    Cheers

    The same way you can upsample the Virus track once you've captured it - which I know you do.

    I think the OP wants the virus to run at 96kHz *internally*, to get the benefits of oversampling. You can't get this by simply upsampling the output.
    By the way, I'm not convinced there would be such a big difference. I think I'm eventually going to do my time-stretching experiment :) (mentionned in my earlier post)

    What if I :
    1/ divide the tempo by two
    2/ play my sequence one octave lower
    3/ record the output at 48kHz (so during twice the duration of the sequence at the original tempo)
    4/ pretend it's actually 96kHz (so I get the correct duration, and the correct pitches).
    5/ finally downsample the recording to 48kHz


    Would I get something sounding near to what a Virus running internally at 96kHz would produce?


    (for the sake of simplicity let's suppose that all LFO frequencies, delay times, phaser frequency, etc. get updated accordingly).

    Too bad you run Macos, in the next version the plugin will feature knobs for mouse-access to parameters and automation support ! :thumbup:


    ... and here it is :
    Ace Plugin Pack r280 (tested)
    Ace Plugin Pack r302 (testing)


    The plugin is called "AceVirusTi-rXXX.dll" (beware not to confuse it with the old AceMidiVirus!).


    This time, you need one plugin instance per part, so you can assign one sequencer track to one part of the Virus. Each part remember its settings, and exposes the Virus parameters as VST parameters. The audio still goes through your soundcard (not through USB). Automation is half-supported, there may be glitches if you overflow your MIDI output. Beware!


    [Blocked Image: http://bazaar.mooo.com/~alaiwa…rusTi-r302-screenshot.jpg]


    Any comment is welcome!


    For the curious, the full source code is available on Launchpad.

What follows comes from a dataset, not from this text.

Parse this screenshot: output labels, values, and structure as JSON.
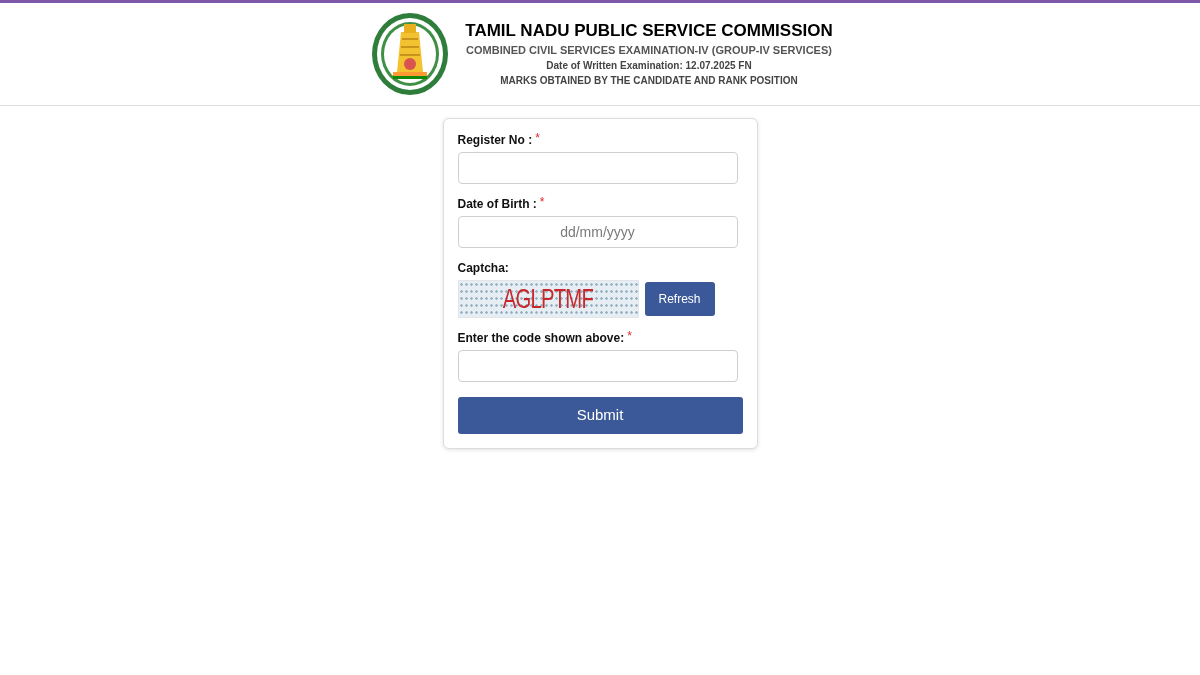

    I've done away with the usb connection of my midi controllers, powered them all via one multi-out 9v adapter, and let the midi interfaces handle the midi. Finally bliss.


    You shouldn't.
    VC plugin, or more generally audio-over-USB may cause glitches ; but MIDI over USB is rock-solid. This is the way I use my Virus TI most of the time.
    As long as you don't instanciate the VC, you shouldn't have any issue.
    This way you can free some MIDI ports in your setup and eliminate two midi cables.
    edit: BTW you may find my plugin of interest : http://www.virus.info/forum/in…page=Thread&threadID=2459

    Go to the Distortion menu, then press 'edit' : you're in the Vocoder menu. Then switch menus using "parameters" buttons : there are "vocoder", "input follower", "frequency shifter".
    No very intuitive, I must admit :)


    Have you considered making aMac version of this plugin ? :)
    I cannot use this as I run OSX :(


    I'm sorry, but I've never developed for Macos. The plugin runs under Windows and I'm currently working on the Linux port.
    At the moment, the plugin uses a lot of Windows-specific MIDI wizardry (which is not needed under Linux) too allow multiple MIDI connections from the same process, I'm not even sure it will be possible to make it work under Macos.
    I may give it a try if some dudes (with minimal programming knownledge) are willing to help me with the testing :whistling:
    Too bad you run Macos, in the next version the plugin will feature knobs for mouse-access to parameters and automation support ! :thumbup: